Exercise: For this exercise, restate the records word for word.

++++++

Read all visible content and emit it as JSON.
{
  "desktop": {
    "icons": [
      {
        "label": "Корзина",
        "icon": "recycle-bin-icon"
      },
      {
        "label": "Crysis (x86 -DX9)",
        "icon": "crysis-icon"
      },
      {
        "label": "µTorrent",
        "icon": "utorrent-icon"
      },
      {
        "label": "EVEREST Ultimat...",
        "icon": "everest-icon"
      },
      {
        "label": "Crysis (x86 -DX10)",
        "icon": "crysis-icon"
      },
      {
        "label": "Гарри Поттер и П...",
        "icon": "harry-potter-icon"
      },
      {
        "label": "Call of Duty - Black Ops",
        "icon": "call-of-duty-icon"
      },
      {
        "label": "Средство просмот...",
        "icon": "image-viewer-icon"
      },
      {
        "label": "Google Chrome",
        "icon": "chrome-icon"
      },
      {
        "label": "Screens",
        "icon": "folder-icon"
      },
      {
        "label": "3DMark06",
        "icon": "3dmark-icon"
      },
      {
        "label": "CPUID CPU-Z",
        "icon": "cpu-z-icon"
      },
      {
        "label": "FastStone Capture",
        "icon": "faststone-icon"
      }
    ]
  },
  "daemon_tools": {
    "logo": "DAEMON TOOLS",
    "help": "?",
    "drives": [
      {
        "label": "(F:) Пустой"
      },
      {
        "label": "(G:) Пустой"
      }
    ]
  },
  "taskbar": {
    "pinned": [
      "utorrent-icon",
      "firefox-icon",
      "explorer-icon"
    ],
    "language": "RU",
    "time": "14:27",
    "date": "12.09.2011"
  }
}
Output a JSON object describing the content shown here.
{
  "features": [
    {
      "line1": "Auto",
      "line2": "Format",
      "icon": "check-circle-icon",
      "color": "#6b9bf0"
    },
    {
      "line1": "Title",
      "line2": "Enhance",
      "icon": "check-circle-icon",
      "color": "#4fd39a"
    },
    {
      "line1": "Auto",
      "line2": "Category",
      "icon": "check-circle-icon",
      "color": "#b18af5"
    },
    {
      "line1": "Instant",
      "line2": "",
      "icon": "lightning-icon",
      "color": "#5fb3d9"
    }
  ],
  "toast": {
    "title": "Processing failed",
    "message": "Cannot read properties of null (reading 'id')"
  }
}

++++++

Solution to the exercise:
Read all visible content and emit it as JSON.
{
  "desktop": {
    "icons": [
      {
        "label": "Корзина",
        "icon": "recycle-bin-icon"
      },
      {
        "label": "Crysis (x86 -DX9)",
        "icon": "crysis-icon"
      },
      {
        "label": "µTorrent",
        "icon": "utorrent-icon"
      },
      {
        "label": "EVEREST Ultimat...",
        "icon": "everest-icon"
      },
      {
        "label": "Crysis (x86 -DX10)",
        "icon": "crysis-icon"
      },
      {
        "label": "Гарри Поттер и П...",
        "icon": "harry-potter-icon"
      },
      {
        "label": "Call of Duty - Black Ops",
        "icon": "call-of-duty-icon"
      },
      {
        "label": "Средство просмот...",
        "icon": "image-viewer-icon"
      },
      {
        "label": "Google Chrome",
        "icon": "chrome-icon"
      },
      {
        "label": "Screens",
        "icon": "folder-icon"
      },
      {
        "label": "3DMark06",
        "icon": "3dmark-icon"
      },
      {
        "label": "CPUID CPU-Z",
        "icon": "cpu-z-icon"
      },
      {
        "label": "FastStone Capture",
        "icon": "faststone-icon"
      }
    ]
  },
  "daemon_tools": {
    "logo": "DAEMON TOOLS",
    "help": "?",
    "drives": [
      {
        "label": "(F:) Пустой"
      },
      {
        "label": "(G:) Пустой"
      }
    ]
  },
  "taskbar": {
    "pinned": [
      "utorrent-icon",
      "firefox-icon",
      "explorer-icon"
    ],
    "language": "RU",
    "time": "14:27",
    "date": "12.09.2011"
  }
}
Output a JSON object describing the content shown here.
{
  "features": [
    {
      "line1": "Auto",
      "line2": "Format",
      "icon": "check-circle-icon",
      "color": "#6b9bf0"
    },
    {
      "line1": "Title",
      "line2": "Enhance",
      "icon": "check-circle-icon",
      "color": "#4fd39a"
    },
    {
      "line1": "Auto",
      "line2": "Category",
      "icon": "check-circle-icon",
      "color": "#b18af5"
    },
    {
      "line1": "Instant",
      "line2": "",
      "icon": "lightning-icon",
      "color": "#5fb3d9"
    }
  ],
  "toast": {
    "title": "Processing failed",
    "message": "Cannot read properties of null (reading 'id')"
  }
}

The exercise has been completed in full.